* Exercise prompt: Give back the full listing as written. No pictures go with it.

* Data for this task:

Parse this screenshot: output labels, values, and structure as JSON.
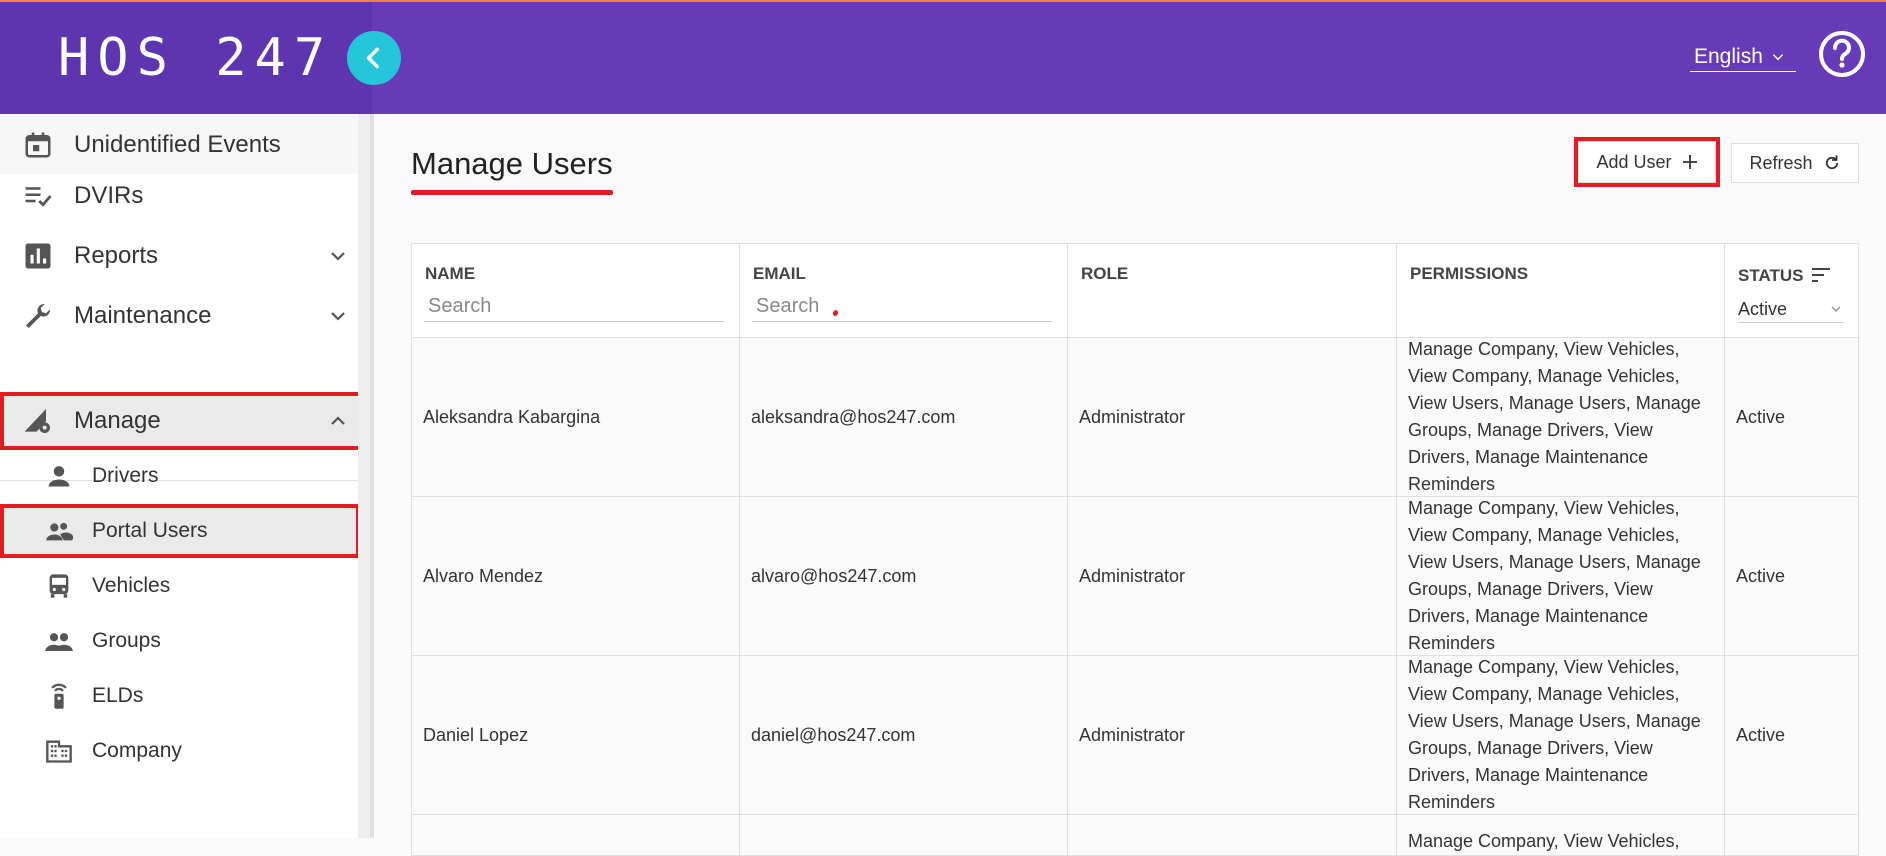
{
  "header": {
    "logo": "HOS 247",
    "language": "English"
  },
  "sidebar": {
    "items": [
      {
        "label": "Unidentified Events",
        "icon": "calendar-icon"
      },
      {
        "label": "DVIRs",
        "icon": "checklist-icon"
      },
      {
        "label": "Reports",
        "icon": "bar-chart-icon"
      },
      {
        "label": "Maintenance",
        "icon": "wrench-icon"
      },
      {
        "label": "Manage",
        "icon": "manage-gear-icon"
      }
    ],
    "manage_sub": [
      {
        "label": "Drivers",
        "icon": "person-icon"
      },
      {
        "label": "Portal Users",
        "icon": "supervisor-account-icon"
      },
      {
        "label": "Vehicles",
        "icon": "bus-icon"
      },
      {
        "label": "Groups",
        "icon": "people-icon"
      },
      {
        "label": "ELDs",
        "icon": "eld-device-icon"
      },
      {
        "label": "Company",
        "icon": "building-icon"
      }
    ]
  },
  "main": {
    "title": "Manage Users",
    "add_user_label": "Add User",
    "refresh_label": "Refresh",
    "table": {
      "columns": [
        "NAME",
        "EMAIL",
        "ROLE",
        "PERMISSIONS",
        "STATUS"
      ],
      "name_search_placeholder": "Search",
      "email_search_placeholder": "Search",
      "status_filter_value": "Active",
      "rows": [
        {
          "name": "Aleksandra Kabargina",
          "email": "aleksandra@hos247.com",
          "role": "Administrator",
          "permissions": "Manage Company, View Vehicles, View Company, Manage Vehicles, View Users, Manage Users, Manage Groups, Manage Drivers, View Drivers, Manage Maintenance Reminders",
          "status": "Active"
        },
        {
          "name": "Alvaro Mendez",
          "email": "alvaro@hos247.com",
          "role": "Administrator",
          "permissions": "Manage Company, View Vehicles, View Company, Manage Vehicles, View Users, Manage Users, Manage Groups, Manage Drivers, View Drivers, Manage Maintenance Reminders",
          "status": "Active"
        },
        {
          "name": "Daniel Lopez",
          "email": "daniel@hos247.com",
          "role": "Administrator",
          "permissions": "Manage Company, View Vehicles, View Company, Manage Vehicles, View Users, Manage Users, Manage Groups, Manage Drivers, View Drivers, Manage Maintenance Reminders",
          "status": "Active"
        },
        {
          "permissions": "Manage Company, View Vehicles,"
        }
      ]
    }
  },
  "colors": {
    "header": "#673ab7",
    "logo_panel": "#5e35b1",
    "collapse_button": "#26c6da",
    "highlight": "#e31b23"
  }
}
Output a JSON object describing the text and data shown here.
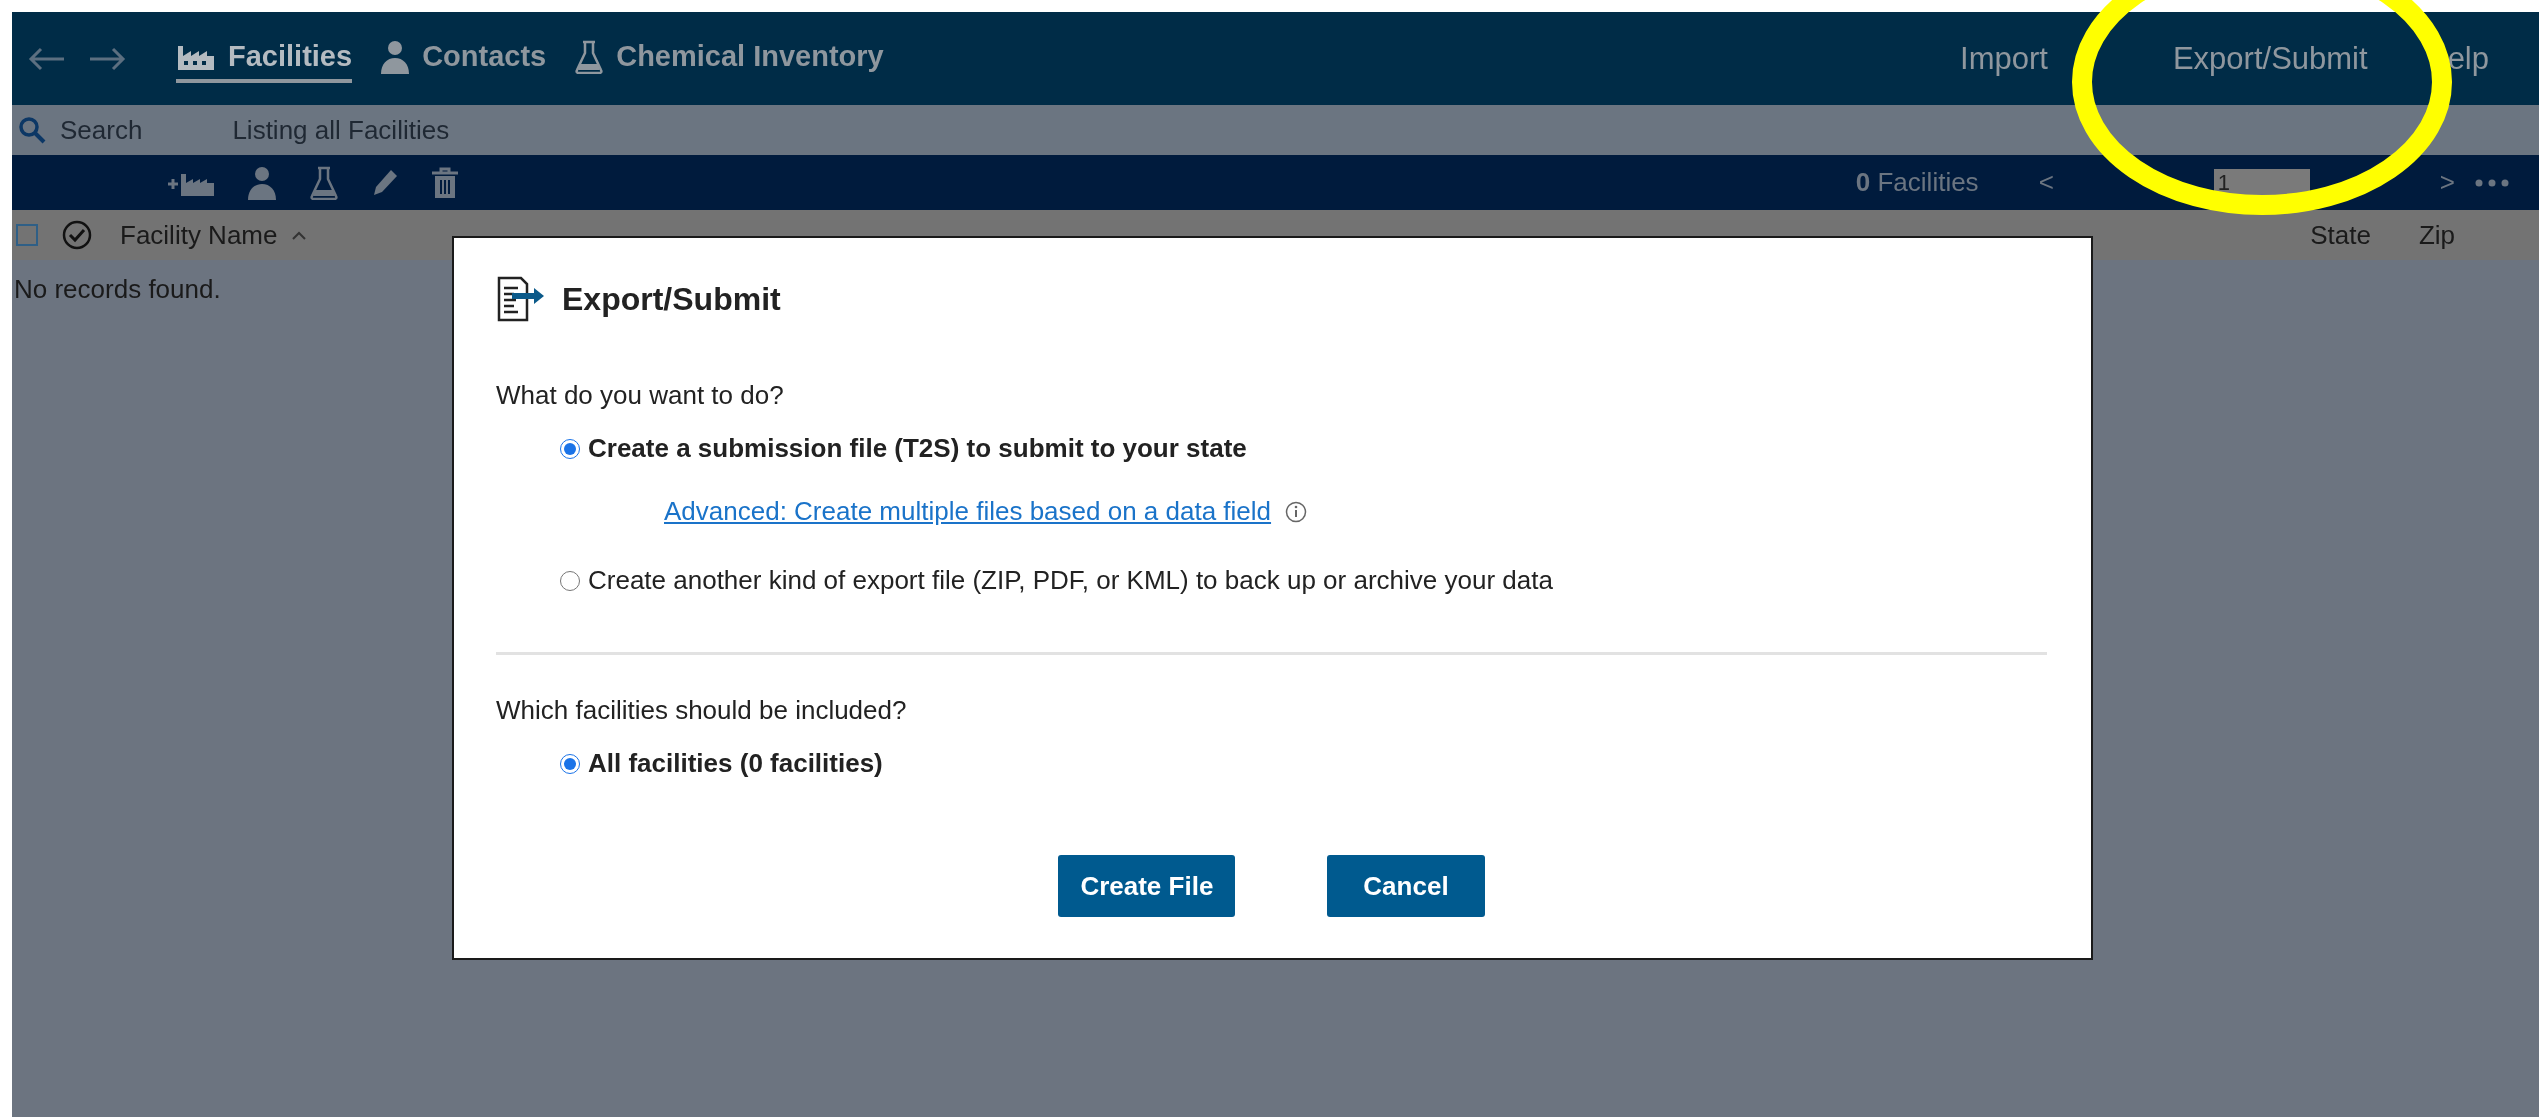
{
  "nav": {
    "tabs": [
      {
        "label": "Facilities",
        "selected": true
      },
      {
        "label": "Contacts",
        "selected": false
      },
      {
        "label": "Chemical Inventory",
        "selected": false
      }
    ],
    "links": [
      "Import",
      "Export/Submit",
      "elp"
    ]
  },
  "search_bar": {
    "label": "Search",
    "status": "Listing all Facilities"
  },
  "toolbar": {
    "count": "0",
    "count_label": "Facilities",
    "prev": "<",
    "page": "1",
    "next": ">"
  },
  "table": {
    "select_all_checked": false,
    "columns": [
      "Facility Name",
      "State",
      "Zip"
    ],
    "empty_message": "No records found."
  },
  "dialog": {
    "title": "Export/Submit",
    "question": "What do you want to do?",
    "options": [
      {
        "label": "Create a submission file (T2S) to submit to your state",
        "selected": true
      },
      {
        "label": "Create another kind of export file (ZIP, PDF, or KML) to back up or archive your data",
        "selected": false
      }
    ],
    "advanced_link": "Advanced: Create multiple files based on a data field",
    "scope_question": "Which facilities should be included?",
    "scope_options": [
      {
        "label": "All facilities (0 facilities)",
        "selected": true
      }
    ],
    "buttons": [
      "Create File",
      "Cancel"
    ]
  },
  "annotation": {
    "kind": "highlight-ring"
  }
}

* Task solution:
Parse this screenshot: output labels, values, and structure as JSON.
{
  "header": {
    "logo": "HOS 247",
    "language": "English"
  },
  "sidebar": {
    "items": [
      {
        "label": "Unidentified Events",
        "icon": "calendar-icon"
      },
      {
        "label": "DVIRs",
        "icon": "checklist-icon"
      },
      {
        "label": "Reports",
        "icon": "bar-chart-icon"
      },
      {
        "label": "Maintenance",
        "icon": "wrench-icon"
      },
      {
        "label": "Manage",
        "icon": "manage-gear-icon"
      }
    ],
    "manage_sub": [
      {
        "label": "Drivers",
        "icon": "person-icon"
      },
      {
        "label": "Portal Users",
        "icon": "supervisor-account-icon"
      },
      {
        "label": "Vehicles",
        "icon": "bus-icon"
      },
      {
        "label": "Groups",
        "icon": "people-icon"
      },
      {
        "label": "ELDs",
        "icon": "eld-device-icon"
      },
      {
        "label": "Company",
        "icon": "building-icon"
      }
    ]
  },
  "main": {
    "title": "Manage Users",
    "add_user_label": "Add User",
    "refresh_label": "Refresh",
    "table": {
      "columns": [
        "NAME",
        "EMAIL",
        "ROLE",
        "PERMISSIONS",
        "STATUS"
      ],
      "name_search_placeholder": "Search",
      "email_search_placeholder": "Search",
      "status_filter_value": "Active",
      "rows": [
        {
          "name": "Aleksandra Kabargina",
          "email": "aleksandra@hos247.com",
          "role": "Administrator",
          "permissions": "Manage Company, View Vehicles, View Company, Manage Vehicles, View Users, Manage Users, Manage Groups, Manage Drivers, View Drivers, Manage Maintenance Reminders",
          "status": "Active"
        },
        {
          "name": "Alvaro Mendez",
          "email": "alvaro@hos247.com",
          "role": "Administrator",
          "permissions": "Manage Company, View Vehicles, View Company, Manage Vehicles, View Users, Manage Users, Manage Groups, Manage Drivers, View Drivers, Manage Maintenance Reminders",
          "status": "Active"
        },
        {
          "name": "Daniel Lopez",
          "email": "daniel@hos247.com",
          "role": "Administrator",
          "permissions": "Manage Company, View Vehicles, View Company, Manage Vehicles, View Users, Manage Users, Manage Groups, Manage Drivers, View Drivers, Manage Maintenance Reminders",
          "status": "Active"
        },
        {
          "permissions": "Manage Company, View Vehicles,"
        }
      ]
    }
  },
  "colors": {
    "header": "#673ab7",
    "logo_panel": "#5e35b1",
    "collapse_button": "#26c6da",
    "highlight": "#e31b23"
  }
}
Output a JSON object describing the text and data shown here.
{
  "nav": {
    "tabs": [
      {
        "label": "Facilities",
        "selected": true
      },
      {
        "label": "Contacts",
        "selected": false
      },
      {
        "label": "Chemical Inventory",
        "selected": false
      }
    ],
    "links": [
      "Import",
      "Export/Submit",
      "elp"
    ]
  },
  "search_bar": {
    "label": "Search",
    "status": "Listing all Facilities"
  },
  "toolbar": {
    "count": "0",
    "count_label": "Facilities",
    "prev": "<",
    "page": "1",
    "next": ">"
  },
  "table": {
    "select_all_checked": false,
    "columns": [
      "Facility Name",
      "State",
      "Zip"
    ],
    "empty_message": "No records found."
  },
  "dialog": {
    "title": "Export/Submit",
    "question": "What do you want to do?",
    "options": [
      {
        "label": "Create a submission file (T2S) to submit to your state",
        "selected": true
      },
      {
        "label": "Create another kind of export file (ZIP, PDF, or KML) to back up or archive your data",
        "selected": false
      }
    ],
    "advanced_link": "Advanced: Create multiple files based on a data field",
    "scope_question": "Which facilities should be included?",
    "scope_options": [
      {
        "label": "All facilities (0 facilities)",
        "selected": true
      }
    ],
    "buttons": [
      "Create File",
      "Cancel"
    ]
  },
  "annotation": {
    "kind": "highlight-ring"
  }
}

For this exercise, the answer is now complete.